The results revealed that Ellen had multicentric breast cancer. “That means that two different cancers developed independently in different quadrants of the same breast,” explained Michelle Azu, MD, FACS, Director of Breast Surgery. “It’s like having one tumor in New Jersey and the other in California.” And while certain types of breast cancers can be treated with lumpectomy, national guidelines for multicentric breast cancer favor removal of the breast.
“When you’re 80, a lot of things happen, but I never thought I would have to have a mastectomy,” Ellen admitted, despite a family history of breast cancer and other risk factors. “I felt sad and a little shocked, but also grateful that the cancer was found before it became a bigger problem.

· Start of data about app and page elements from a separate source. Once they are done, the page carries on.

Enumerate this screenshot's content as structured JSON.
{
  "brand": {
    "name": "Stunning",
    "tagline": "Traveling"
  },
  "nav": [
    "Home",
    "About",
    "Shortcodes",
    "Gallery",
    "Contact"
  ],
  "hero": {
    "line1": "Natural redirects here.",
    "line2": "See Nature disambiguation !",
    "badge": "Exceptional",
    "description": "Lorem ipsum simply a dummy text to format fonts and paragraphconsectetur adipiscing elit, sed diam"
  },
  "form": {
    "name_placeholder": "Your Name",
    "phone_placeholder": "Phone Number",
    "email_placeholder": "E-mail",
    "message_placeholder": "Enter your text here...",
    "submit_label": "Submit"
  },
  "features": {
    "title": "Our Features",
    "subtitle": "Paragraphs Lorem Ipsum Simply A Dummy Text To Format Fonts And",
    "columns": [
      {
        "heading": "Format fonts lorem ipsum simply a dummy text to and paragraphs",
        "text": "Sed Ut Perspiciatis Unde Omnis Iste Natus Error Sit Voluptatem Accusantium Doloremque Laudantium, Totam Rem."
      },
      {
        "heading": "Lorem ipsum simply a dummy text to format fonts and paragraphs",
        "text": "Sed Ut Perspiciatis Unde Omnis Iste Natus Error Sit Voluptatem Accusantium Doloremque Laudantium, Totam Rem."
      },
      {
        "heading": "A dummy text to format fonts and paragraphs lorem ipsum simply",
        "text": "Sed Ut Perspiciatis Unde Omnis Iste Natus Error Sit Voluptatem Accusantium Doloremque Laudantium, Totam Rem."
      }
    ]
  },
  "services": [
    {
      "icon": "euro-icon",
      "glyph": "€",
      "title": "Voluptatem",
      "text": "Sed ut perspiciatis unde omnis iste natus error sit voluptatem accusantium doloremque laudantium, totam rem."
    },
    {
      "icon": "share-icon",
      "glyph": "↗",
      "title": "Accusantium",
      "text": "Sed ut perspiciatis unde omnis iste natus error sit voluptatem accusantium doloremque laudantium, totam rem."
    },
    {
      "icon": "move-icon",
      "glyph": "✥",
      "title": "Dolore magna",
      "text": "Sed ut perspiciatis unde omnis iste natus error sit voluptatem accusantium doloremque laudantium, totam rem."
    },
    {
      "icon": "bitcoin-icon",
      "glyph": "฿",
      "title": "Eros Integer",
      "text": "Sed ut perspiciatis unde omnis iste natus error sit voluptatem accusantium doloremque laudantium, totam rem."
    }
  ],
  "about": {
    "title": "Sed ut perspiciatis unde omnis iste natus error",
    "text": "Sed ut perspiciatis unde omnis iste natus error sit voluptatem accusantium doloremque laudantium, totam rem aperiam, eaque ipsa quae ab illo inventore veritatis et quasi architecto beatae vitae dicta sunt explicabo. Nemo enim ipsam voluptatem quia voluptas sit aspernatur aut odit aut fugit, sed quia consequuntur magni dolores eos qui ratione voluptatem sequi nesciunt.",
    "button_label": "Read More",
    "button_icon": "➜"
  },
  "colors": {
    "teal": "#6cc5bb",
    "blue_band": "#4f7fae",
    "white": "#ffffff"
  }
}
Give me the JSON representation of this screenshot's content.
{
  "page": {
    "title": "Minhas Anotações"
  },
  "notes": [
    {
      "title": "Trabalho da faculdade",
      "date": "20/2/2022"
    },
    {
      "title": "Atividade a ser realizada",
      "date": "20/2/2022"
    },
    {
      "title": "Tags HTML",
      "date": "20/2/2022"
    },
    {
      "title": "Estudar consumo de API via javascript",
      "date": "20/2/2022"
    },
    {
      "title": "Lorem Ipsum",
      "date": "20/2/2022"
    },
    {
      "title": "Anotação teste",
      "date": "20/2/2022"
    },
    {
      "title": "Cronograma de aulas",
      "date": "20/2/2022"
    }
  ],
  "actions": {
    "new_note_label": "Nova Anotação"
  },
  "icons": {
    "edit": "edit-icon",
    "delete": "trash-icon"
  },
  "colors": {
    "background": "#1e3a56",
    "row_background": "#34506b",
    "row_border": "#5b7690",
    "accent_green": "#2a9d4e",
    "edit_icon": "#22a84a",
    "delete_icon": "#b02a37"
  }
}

I just had to get through it.”
So Ellen approached her cancer treatment the same way she approaches everything else in life – with gusto.
Due to her general good health and robust lifestyle, Ellen and her physicians developed a comprehensive, personalized plan of care, which included breast surgery and immediate reconstruction followed by three months of chemotherapy, since the cancer had traveled to one of her lymph nodes.
“Ellen’s physiologic age is at least a decade younger than her chronological age, which was a factor in her treatment planning,” remarked Michael Kane, MD, FACP, Atlantic Health System’s Medical Director of Community Oncology. “We presented her with options tailored to her particular disease and circumstances.”
Supported by an army of family and friends, Ellen received all of her therapy at Chilton. It was the first stop along her cancer journey, as well as the last. “The doctors and nurses were excellent... knowledgeable, friendly and comforting,” she noted. “I never felt much pain or discomfort, but I was horribly tired, which was really the worst part.”
Today, Ellen is thrilled to put breast cancer behind her and reflects upon her experience with gratitude – as well as a bit of nostalgia. “Chilton has always been there for me and my family,” she said. “My children were born at the hospital, and my grandmother received house calls from Dr. Chilton back in the 1940s. Honestly, I never even considered going anywhere else.”
Much to her delight, Ellen’s social calendar is back in full swing. Along with her regular activities, she and her gal pals recently enjoyed a Broadway show and soon depart for a beach vacation. She’s also treasuring time at home with her husband, Louis, and eagerly anticipating visits from their two sons and six adoring grandchildren.
Dr. Kane points out that women are never too old to consider a screening mammogram. “Ellen exemplifies the value of early detection. She’s active, vibrant and full of life,” he added. He encourages all women to discuss the benefits of an annual mammogram with their health care providers. Even at the age of 90.
“I feel so fortunate,” stated Ellen. “I’m free once again to do all the things that make me happy… and it’s just wonderful.”
Mammography can save lives. Please get screened or encourage a friend to get screened today!
For more information about The Breast Center at Chilton Medical Center, or to schedule an appointment, call us at 973-829-7935.